  • A Licensee must earn 10 credits of Board approved continuing education. It is required that 2 to 4 of those credits are business and the balance irrigation turf related.
  • An individual cannot repeat the same course more than every three years in order to earn credits.
  • If your company is a corporation, LLC or partnership you are required to have a corporate license in addition to your individual license.
  • Surety Bonds must be kept up to date in order to avoid having your license suspended and paying a reinstatement fee. This is especially important to remember when you are changing employment.
  • Licensees are responsible for submitting any changes in contact information to the Board. This information must be in writing and can be sent by fax, email or US mail.

Minimum Standards

This is just another reminder that as a licensed irrigation contractor it is important that you educate yourself on the Rules and Best Management Practices set forth by the Board.

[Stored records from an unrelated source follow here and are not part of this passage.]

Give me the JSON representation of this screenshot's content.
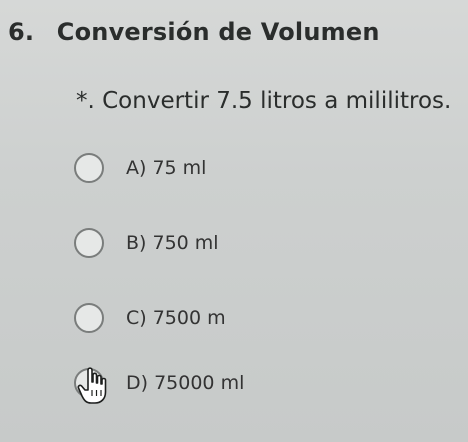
{
  "question": {
    "number": "6.",
    "title": "Conversión de Volumen",
    "prompt": "*. Convertir 7.5 litros a mililitros."
  },
  "options": [
    {
      "label": "A) 75 ml"
    },
    {
      "label": "B) 750 ml"
    },
    {
      "label": "C) 7500 m"
    },
    {
      "label": "D) 75000 ml"
    }
  ],
  "icons": {
    "radio": "radio-circle-icon",
    "cursor": "hand-pointer-icon"
  },
  "colors": {
    "background": "#cfd2d1",
    "text": "#2a2d2c"
  }
}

Following is a list of the most frequently violated minimum standards reported by investigators:

(a) An irrigation contractor shall design the layout of heads and other emission devices to reduce evaporation loss, reduce surface run-off and limit overspray across or onto a street, public driveway or sidewalk, parking area, building, fence, or adjoining property.
(c) An irrigation contractor shall design sprinkler head spacing with an approximate "head-to-head" coverage, unless the coverage is designed for wind derating. Wind derating shall be based on wind criteria for the time period that the system is normally operated.
(d) An irrigation contractor shall use separate station/zones (hydrozones) for areas with dissimilar environmental conditions or dissimilar water or scheduling requirements. These conditions include sun exposure, plant type, soil type, varying wind conditions, grades, and dimensional issues. When not practicable due to accessibility, dimensional issues or other constraints, practical modifications to this standard are acceptable.
(s) An irrigation contractor shall use valve boxes that are large enough to allow for easy maintenance of the valve housed inside. Valve boxes shall be at least 10 inches in diameter for both manual and automatic valves.

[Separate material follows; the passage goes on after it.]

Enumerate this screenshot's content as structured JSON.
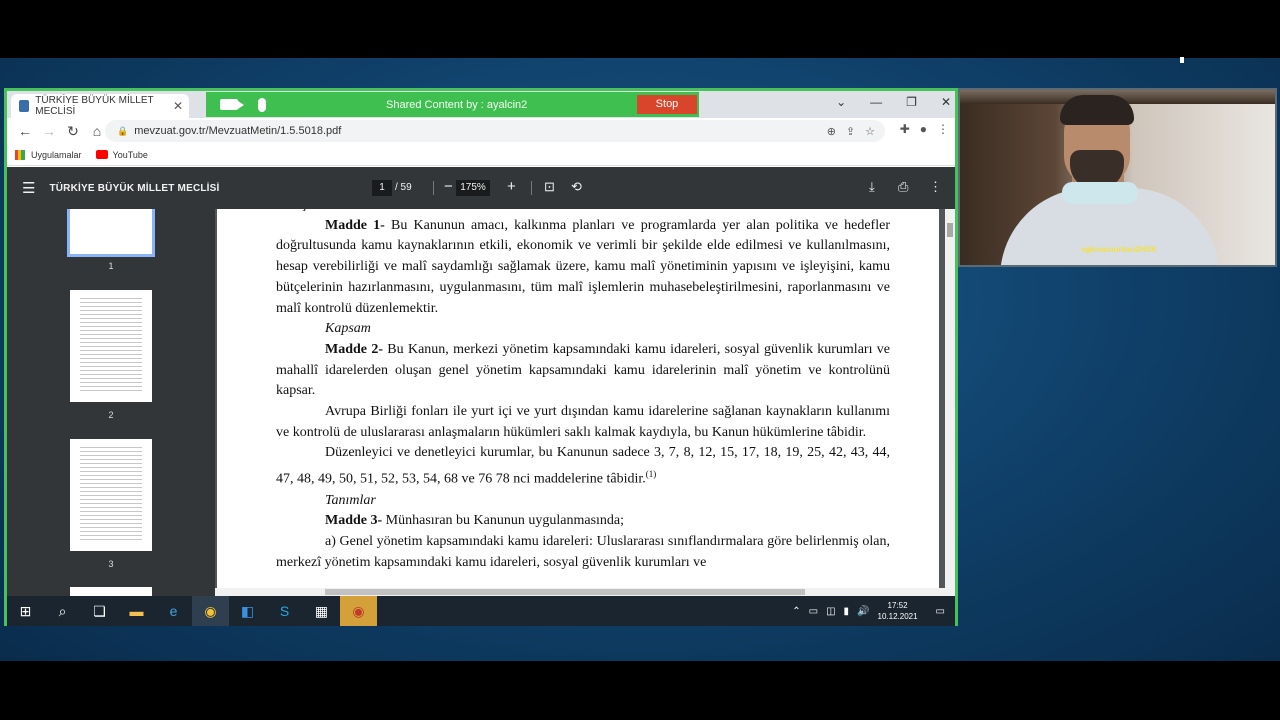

(c) The maximum spacing between sprinklers must not exceed the radius listed in the manufacturer's specifications.
(e) Irrigation systems shall not spray water onto or over surfaces made of concrete, asphalt, brick, wood or any other continuous impervious material, such as walls, fences, sidewalks and streets. The irrigation system may spray water onto such surfaces due to irregularly-shaped hardscapes, wind drift or fixed spray patterns of sprinklers.

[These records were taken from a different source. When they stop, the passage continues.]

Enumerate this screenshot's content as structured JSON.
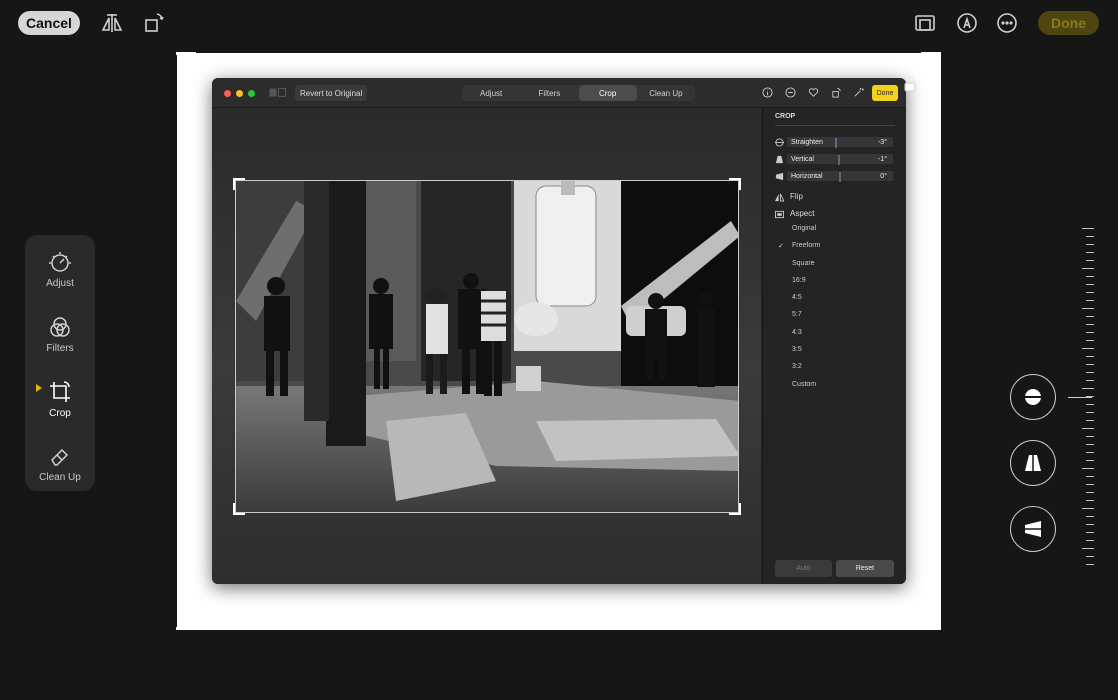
{
  "topbar": {
    "cancel_label": "Cancel",
    "done_label": "Done",
    "icons": [
      "flip-horizontal-icon",
      "rotate-icon",
      "aspect-icon",
      "markup-icon",
      "more-icon"
    ]
  },
  "mac_window": {
    "revert_label": "Revert to Original",
    "tabs": [
      {
        "label": "Adjust",
        "active": false
      },
      {
        "label": "Filters",
        "active": false
      },
      {
        "label": "Crop",
        "active": true
      },
      {
        "label": "Clean Up",
        "active": false
      }
    ],
    "done_label": "Done",
    "panel": {
      "title": "CROP",
      "sliders": [
        {
          "label": "Straighten",
          "value": "-3°"
        },
        {
          "label": "Vertical",
          "value": "-1°"
        },
        {
          "label": "Horizontal",
          "value": "0°"
        }
      ],
      "flip_label": "Flip",
      "aspect_label": "Aspect",
      "aspect_options": [
        "Original",
        "Freeform",
        "Square",
        "16:9",
        "4:5",
        "5:7",
        "4:3",
        "3:5",
        "3:2",
        "Custom"
      ],
      "aspect_selected": "Freeform",
      "auto_label": "Auto",
      "reset_label": "Reset"
    }
  },
  "tools": [
    {
      "label": "Adjust",
      "icon": "adjust-icon",
      "active": false
    },
    {
      "label": "Filters",
      "icon": "filters-icon",
      "active": false
    },
    {
      "label": "Crop",
      "icon": "crop-icon",
      "active": true
    },
    {
      "label": "Clean Up",
      "icon": "eraser-icon",
      "active": false
    }
  ],
  "colors": {
    "accent": "#e9b500",
    "done_button": "#4e4510",
    "background": "#161616"
  }
}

(b) The irrigation contractor shall, upon completion of any irrigation system or addition to an existing irrigation system provide an owners manual to the owner of owner's representative containing the following:

(7) The irrigation record drawing that accurately portray the site, and is legible and reproducible. Site information shall include all development (e.g. building edges, walks, walls, roads,), irrigated areas, turf areas, and planted areas. The drawings shall show the sprinkler system as it is installed. An irrigation contractor shall include locations and product information regarding the location of the emergency shut-off valve, meters, backflow devices, valves, controllers, pumps, wire paths, wire splice locations and main line piping. All manual and automatic valve locations shall be shown with actual measurements to permanent reference points so they may be easily located in the field. Examples of permanent reference points include buildings, drainage inlets, sidewalks, curbs, light poles. The statement, "This irrigation system has been designed and installed in accordance with all applicable state and local laws, ordinances, rules, regulations or orders. I have tested the system and determined that it has been installed according to the Irrigation Plan and is properly adjusted for the most efficient application of water at this time" shall be included in the irrigation drawing record. The irrigation contractor shall provide a plan to scale that includes locations and product information regarding the lateral piping, sprinklers, and rain switches or sensors.